An interesting and provocative essay was by Simon Baron-Cohen (cousin to the famous comedian), an autism researcher, who argues that empathy is usually stronger in women whereas men tend to focus on systematizing behaviours: collecting and categorizing, developing abstractions and accumulating mechanical, numeric and kinetic skills. Empathizers tend to avoid science, math and technology, but excel at having a theory of someone else's mind, something that people with Aspberger, or autism have difficulty achieving. However a good point made in Ch 22 “The Co-evolution of Empathy and Altruism” warns that sociopaths do have a theory of mind but lack empathy altogether though it could be argued that they do but perversely enjoy the pain of others. Another interesting distinction made was that sympathy differs from empathy in that the latter entails interpreting and internalizing others feelings but may in turn be excessively driven by a sense of drama, an extreme form of virtue signalling.

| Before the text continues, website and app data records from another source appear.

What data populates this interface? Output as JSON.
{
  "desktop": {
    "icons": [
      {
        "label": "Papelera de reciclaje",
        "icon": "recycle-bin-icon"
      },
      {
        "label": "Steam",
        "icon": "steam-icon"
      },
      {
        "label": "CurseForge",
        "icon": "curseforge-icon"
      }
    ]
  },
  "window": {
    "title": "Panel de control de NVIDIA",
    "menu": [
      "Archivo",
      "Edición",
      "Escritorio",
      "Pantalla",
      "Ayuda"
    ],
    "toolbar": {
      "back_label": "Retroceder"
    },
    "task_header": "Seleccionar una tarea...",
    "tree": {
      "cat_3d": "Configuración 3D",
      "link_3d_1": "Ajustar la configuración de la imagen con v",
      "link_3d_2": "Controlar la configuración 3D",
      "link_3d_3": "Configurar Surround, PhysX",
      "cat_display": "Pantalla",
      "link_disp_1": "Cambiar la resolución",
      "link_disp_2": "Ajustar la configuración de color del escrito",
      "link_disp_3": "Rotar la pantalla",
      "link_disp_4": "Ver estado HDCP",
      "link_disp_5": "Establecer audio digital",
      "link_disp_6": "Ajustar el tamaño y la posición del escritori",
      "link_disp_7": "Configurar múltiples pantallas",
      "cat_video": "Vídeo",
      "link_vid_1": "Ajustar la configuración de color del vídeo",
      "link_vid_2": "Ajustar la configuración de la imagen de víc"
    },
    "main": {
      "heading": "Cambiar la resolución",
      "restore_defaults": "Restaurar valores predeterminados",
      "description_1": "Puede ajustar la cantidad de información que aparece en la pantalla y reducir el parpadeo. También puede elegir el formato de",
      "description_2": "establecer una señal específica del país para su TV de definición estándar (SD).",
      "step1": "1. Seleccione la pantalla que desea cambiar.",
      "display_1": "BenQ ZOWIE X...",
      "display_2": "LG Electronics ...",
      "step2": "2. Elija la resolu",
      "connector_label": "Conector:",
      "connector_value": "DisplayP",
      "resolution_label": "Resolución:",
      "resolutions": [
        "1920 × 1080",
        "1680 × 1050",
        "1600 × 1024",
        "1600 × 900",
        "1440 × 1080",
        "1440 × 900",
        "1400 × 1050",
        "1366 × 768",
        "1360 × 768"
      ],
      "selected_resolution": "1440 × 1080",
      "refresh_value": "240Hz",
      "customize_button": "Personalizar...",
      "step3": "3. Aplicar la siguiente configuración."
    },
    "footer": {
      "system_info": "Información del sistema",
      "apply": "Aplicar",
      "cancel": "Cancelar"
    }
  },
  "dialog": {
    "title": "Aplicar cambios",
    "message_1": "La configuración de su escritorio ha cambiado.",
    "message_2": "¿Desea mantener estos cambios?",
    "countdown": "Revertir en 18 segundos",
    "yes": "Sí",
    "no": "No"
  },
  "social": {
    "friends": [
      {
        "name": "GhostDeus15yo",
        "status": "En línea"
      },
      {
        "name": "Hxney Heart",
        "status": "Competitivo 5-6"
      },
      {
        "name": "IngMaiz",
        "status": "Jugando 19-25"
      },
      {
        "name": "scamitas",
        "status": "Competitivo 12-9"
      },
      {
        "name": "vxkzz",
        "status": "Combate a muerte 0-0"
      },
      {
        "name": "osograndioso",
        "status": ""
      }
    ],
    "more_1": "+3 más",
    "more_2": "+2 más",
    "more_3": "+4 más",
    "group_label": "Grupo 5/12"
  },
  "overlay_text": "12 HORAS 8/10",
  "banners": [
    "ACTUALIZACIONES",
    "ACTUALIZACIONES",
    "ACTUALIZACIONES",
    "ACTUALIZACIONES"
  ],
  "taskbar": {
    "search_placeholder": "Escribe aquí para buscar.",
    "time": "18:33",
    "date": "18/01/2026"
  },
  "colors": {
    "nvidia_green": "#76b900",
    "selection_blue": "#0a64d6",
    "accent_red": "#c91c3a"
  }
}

Though culturally altruism (as opposed to egoism) is thought of as a good, when it becomes pathological it can be destructive, as in the case where someone commits suicide so as not to become a burden on others or to preserve family or community honor.
Particularly interesting was the material on culture and on evolutionary biology. Overall I appreciated it as a very good read.
This book should have its own psychology class attached to it. But, I am really and truly grateful for it and the lessons it has taught me. I'm sure I'll keep learning, too.
The various chapters by different authors investigate altruism gone wrong from multiple perspectives and based on different fields of knowledge - biology, sociology, economics, etc. Several of the authors went so far as to show how even genocide is the product of misguided altruism.
This book deserves far more attention from everyone, but especially policy makers and anyone looking to help others effectively.